They didn't initially interview him in london, because at first (and I mean very first, september/october 2010) he kept saying, through his lawyer, that he was coming back to Sweden. When Ny got tired of the lies, she applied for hte EAW. At that point, there was no need to interview in London, because she was going to have him in sweden.
And BTW, it wasn't 'just for an interview', as she made clear to Hurtig (Assange's defense lawyer) the morning he went to the UK, she intended to place him in custody at the interview the following day. Now, Why would Assange suddenly (and yes, it was sudden) go to the UK that night, when he had NOTHING planned? Well, because it's the only place he could go that day, and stay for 30+ days.

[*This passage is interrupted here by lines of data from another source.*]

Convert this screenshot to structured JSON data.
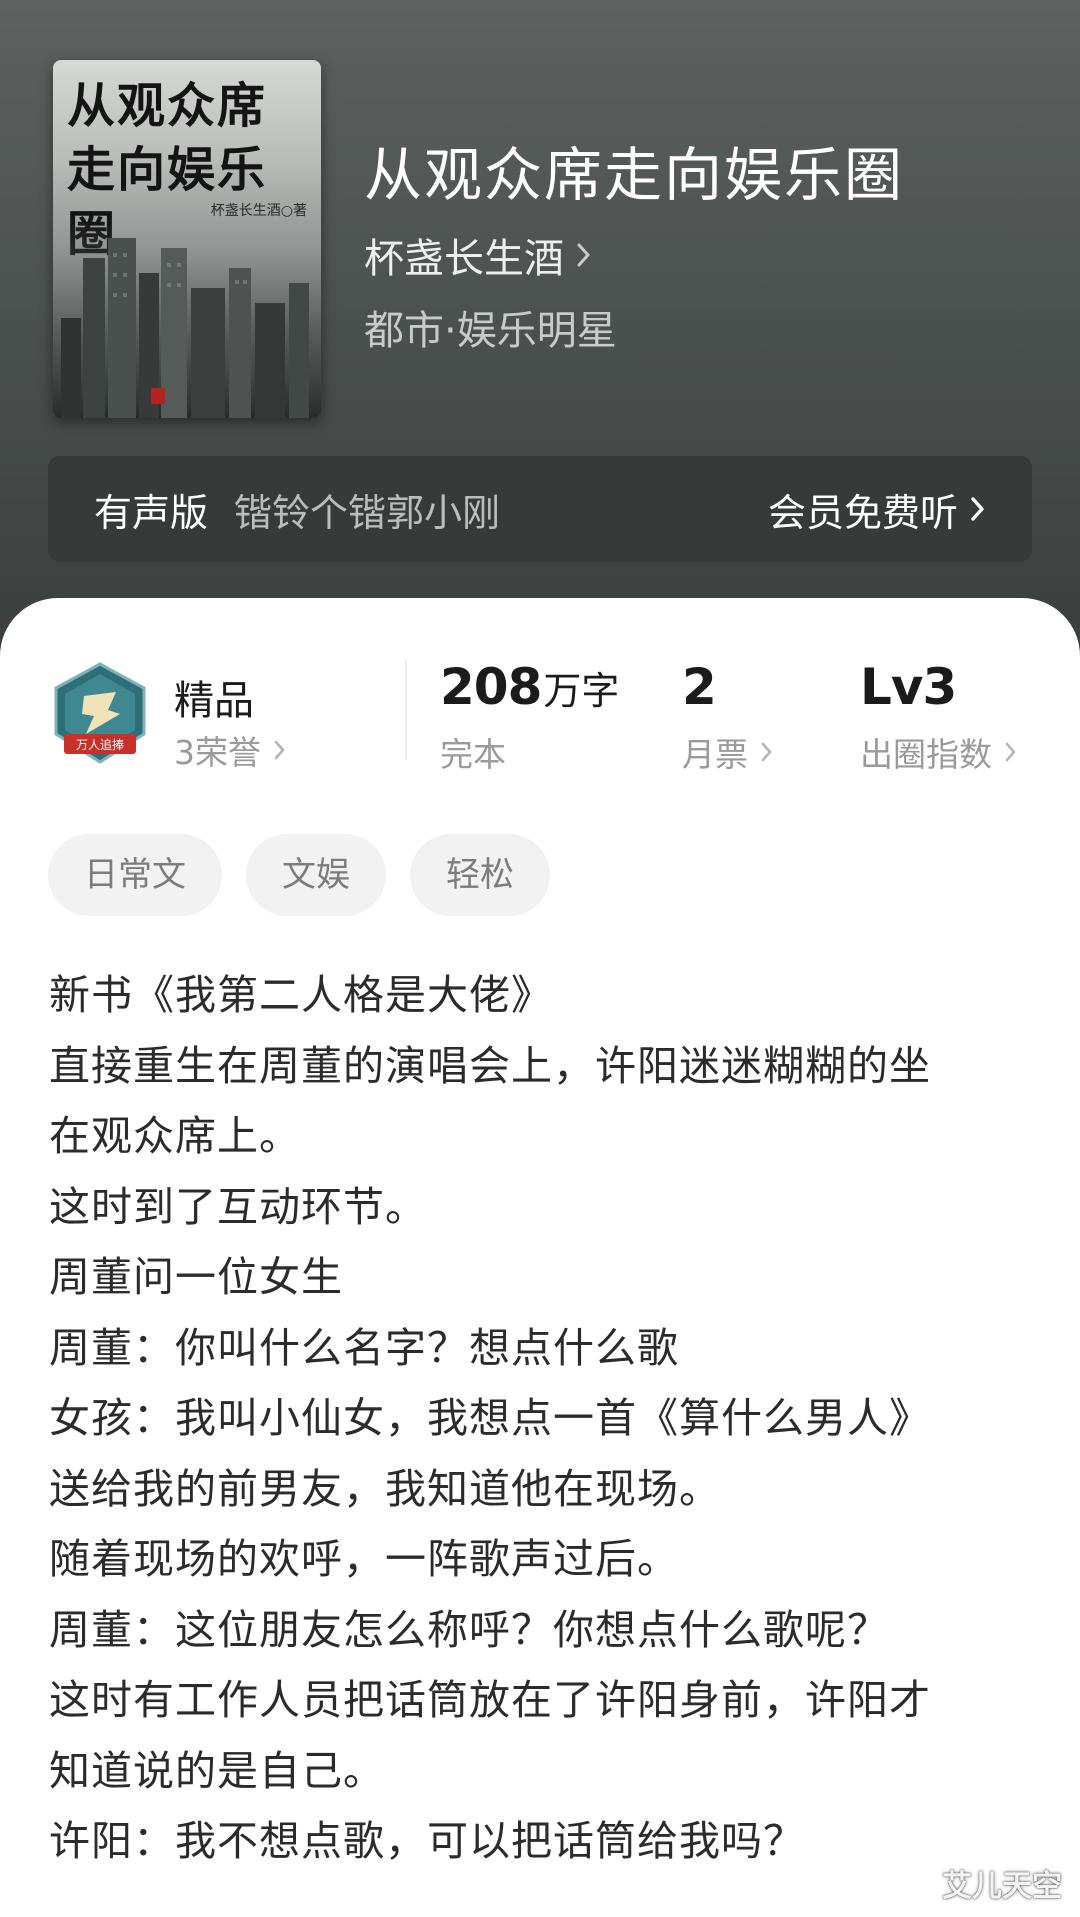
{
  "book": {
    "cover_title_line1": "从观众席",
    "cover_title_line2": "走向娱乐圈",
    "cover_author": "杯盏长生酒○著",
    "title": "从观众席走向娱乐圈",
    "author": "杯盏长生酒",
    "genre": "都市·娱乐明星"
  },
  "audio": {
    "label": "有声版",
    "narrator": "锴铃个锴郭小刚",
    "action": "会员免费听"
  },
  "stats": {
    "badge_text": "万人追捧",
    "quality": "精品",
    "honors": "3荣誉",
    "word_count": "208",
    "word_unit": "万字",
    "status": "完本",
    "monthly_votes": "2",
    "monthly_votes_label": "月票",
    "level": "Lv3",
    "level_label": "出圈指数"
  },
  "tags": [
    "日常文",
    "文娱",
    "轻松"
  ],
  "synopsis": [
    "新书《我第二人格是大佬》",
    "直接重生在周董的演唱会上，许阳迷迷糊糊的坐",
    "在观众席上。",
    "这时到了互动环节。",
    "周董问一位女生",
    "周董：你叫什么名字？想点什么歌",
    "女孩：我叫小仙女，我想点一首《算什么男人》",
    "送给我的前男友，我知道他在现场。",
    "随着现场的欢呼，一阵歌声过后。",
    "周董：这位朋友怎么称呼？你想点什么歌呢？",
    "这时有工作人员把话筒放在了许阳身前，许阳才",
    "知道说的是自己。",
    "许阳：我不想点歌，可以把话筒给我吗？"
  ],
  "watermark": "艾儿天空",
  "colors": {
    "header_dark": "#4c5250",
    "audio_bar": "#363b3a",
    "tag_bg": "#f2f2f2",
    "badge_teal": "#2f6f7a",
    "badge_red": "#c8302a"
  }
}
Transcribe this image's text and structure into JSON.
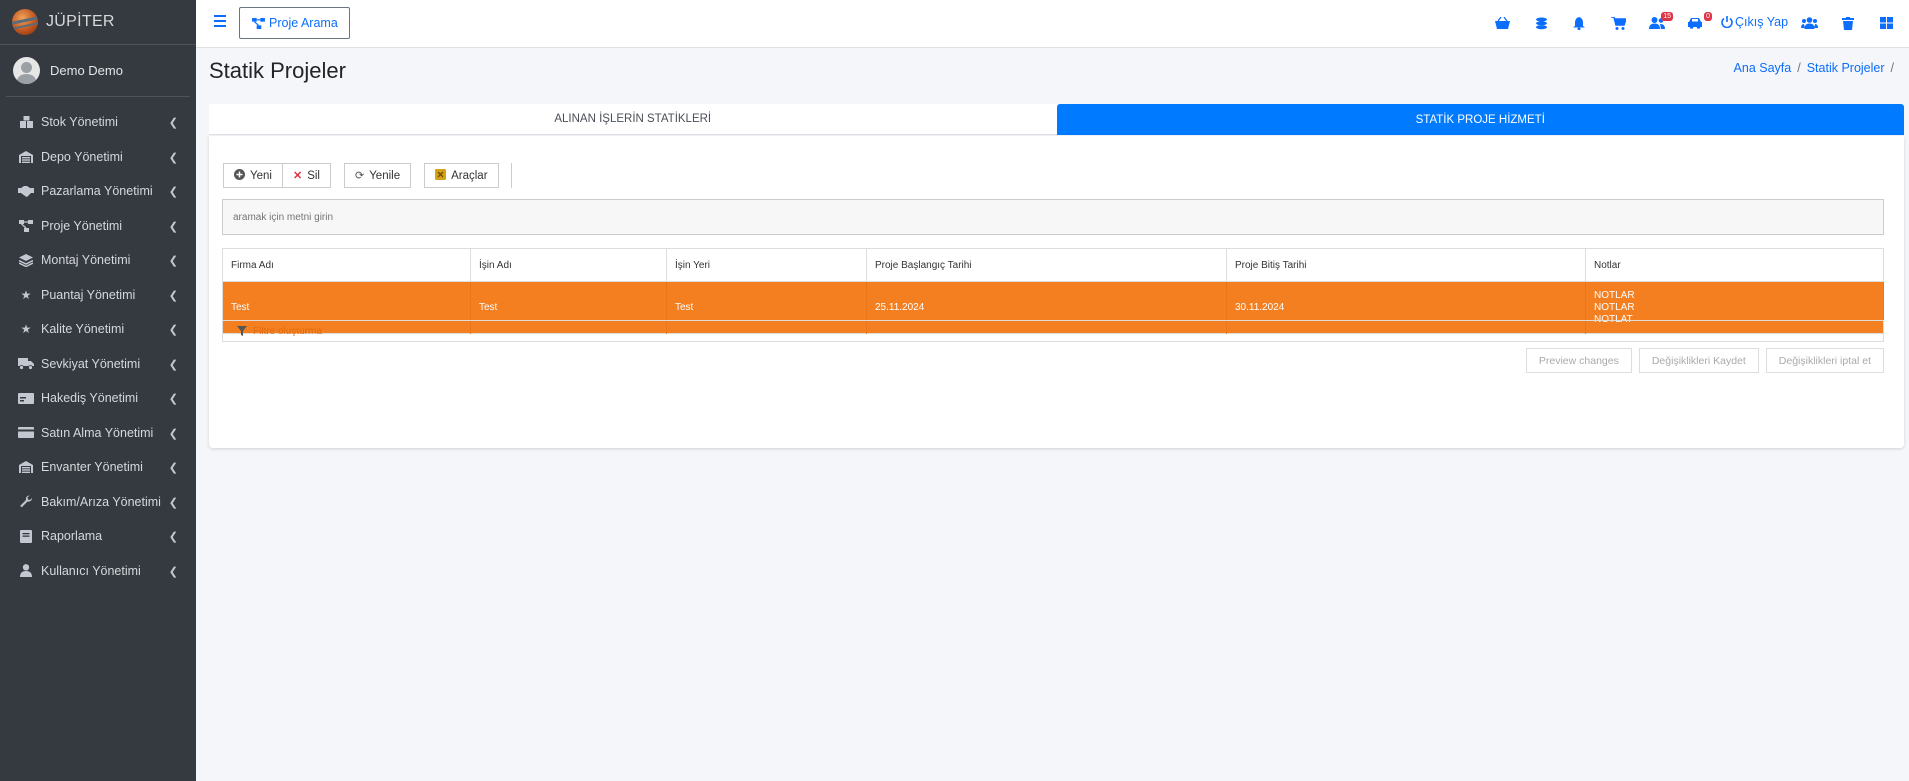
{
  "brand": {
    "name": "JÜPİTER"
  },
  "user": {
    "name": "Demo Demo"
  },
  "sidebar": {
    "items": [
      {
        "label": "Stok Yönetimi",
        "icon": "boxes-icon"
      },
      {
        "label": "Depo Yönetimi",
        "icon": "warehouse-icon"
      },
      {
        "label": "Pazarlama Yönetimi",
        "icon": "handshake-icon"
      },
      {
        "label": "Proje Yönetimi",
        "icon": "project-diagram-icon"
      },
      {
        "label": "Montaj Yönetimi",
        "icon": "layers-icon"
      },
      {
        "label": "Puantaj Yönetimi",
        "icon": "star-icon"
      },
      {
        "label": "Kalite Yönetimi",
        "icon": "star-icon"
      },
      {
        "label": "Sevkiyat Yönetimi",
        "icon": "truck-icon"
      },
      {
        "label": "Hakediş Yönetimi",
        "icon": "money-icon"
      },
      {
        "label": "Satın Alma Yönetimi",
        "icon": "credit-card-icon"
      },
      {
        "label": "Envanter Yönetimi",
        "icon": "warehouse-icon"
      },
      {
        "label": "Bakım/Arıza Yönetimi",
        "icon": "wrench-icon"
      },
      {
        "label": "Raporlama",
        "icon": "book-icon"
      },
      {
        "label": "Kullanıcı Yönetimi",
        "icon": "user-icon"
      }
    ]
  },
  "topbar": {
    "project_search_label": "Proje Arama",
    "badges": {
      "users": "15",
      "cars": "0"
    },
    "logout_label": "Çıkış Yap",
    "accent_color": "#0d6efd"
  },
  "page": {
    "title": "Statik Projeler",
    "breadcrumb": [
      "Ana Sayfa",
      "Statik Projeler"
    ]
  },
  "tabs": [
    {
      "label": "ALINAN İŞLERİN STATİKLERİ",
      "active": false
    },
    {
      "label": "STATİK PROJE HİZMETİ",
      "active": true
    }
  ],
  "toolbar": {
    "new_label": "Yeni",
    "delete_label": "Sil",
    "refresh_label": "Yenile",
    "tools_label": "Araçlar"
  },
  "search": {
    "placeholder": "aramak için metni girin"
  },
  "table": {
    "headers": [
      "Firma Adı",
      "İşin Adı",
      "İşin Yeri",
      "Proje Başlangıç Tarihi",
      "Proje Bitiş Tarihi",
      "Notlar"
    ],
    "rows": [
      {
        "firma": "Test",
        "is_adi": "Test",
        "is_yeri": "Test",
        "baslangic": "25.11.2024",
        "bitis": "30.11.2024",
        "notlar": [
          "NOTLAR",
          "NOTLAR",
          "NOTLAT"
        ]
      }
    ],
    "selected_row_color": "#f47f20"
  },
  "filter": {
    "label": "Filtre oluşturma"
  },
  "actions": {
    "preview_label": "Preview changes",
    "save_label": "Değişiklikleri Kaydet",
    "cancel_label": "Değişiklikleri iptal et"
  }
}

Now, his lawyer can't even be certain he didn't tell Assange that he would be arrested the next day, which considering he was certain (to the point of testifying and informing his experts) that Ny made no attempts to interiew assange and that assange could leave the country (which turned out to be a lie, with messages still on his phone exposing that lie at the hearing) then yes, preponderance of evidcence is that he was told he'd be remanded (as is *standard* for such cases, in fact one defense expert was amazed it hadn't been done earlier, as he would have done).
Now, that's why no UK interview until June 2012. Then Assange enters the embassy. Now there's a problem. See, The interview is a legal formality prior to arrest. It's going to be nigh-on impossible to put him on remand now he's in the embassy, so it wouldn't be able to proceed under the restrictions placed by the embassy.
Not that they didn't try later. At one point they sent a request to interview 5 weeks later by email and registered mail. When they turned up, no answer at the door. 6 months later the embassy wrote back saying 'no'.
As for the 'not charging', are you using the Swedish definition of charging, or the UK/US one?
The Swedish definition is irrelevant, because it's done right before trial, after arrest, because there's a strict clock of (I think) 20 days between charging, and the trial beginning, and the trial can't be paused mid-way through. So not being 'charged' is the same thing as 'not gone to trial' in Swedish terms.
Now, if you meant the UK definiton of charged, I've got a bit of sad news for you. They tried that claim in the UK High Court in November 2011. The judge said 'Mr Assange fails on the facts here', which is High Court speak for 'stop lying', and said that the actions he'd undergone in Sweden were the equivilent of the UK 'charging', the fact that it was in Sweden and so a UK custody sergeant didn't say 'I charge you' didn't mean he wasn't 'charged' under the meaning of UK law. For legal terms, he'd been 'charged' to the UK definition in the Stockholm District Court in October 2010, when the EAW was given, and those charges were affirmed (if reduced slightly) by the Svea Appeals court a short time after.
In short, he WAS charged, under the UK definition (albeit in absentia, but with his lawyer there) or not charged because the notion is irrelevant under the Swedish definition.
As the High Court would say, Aberglas fails on the facts in this case.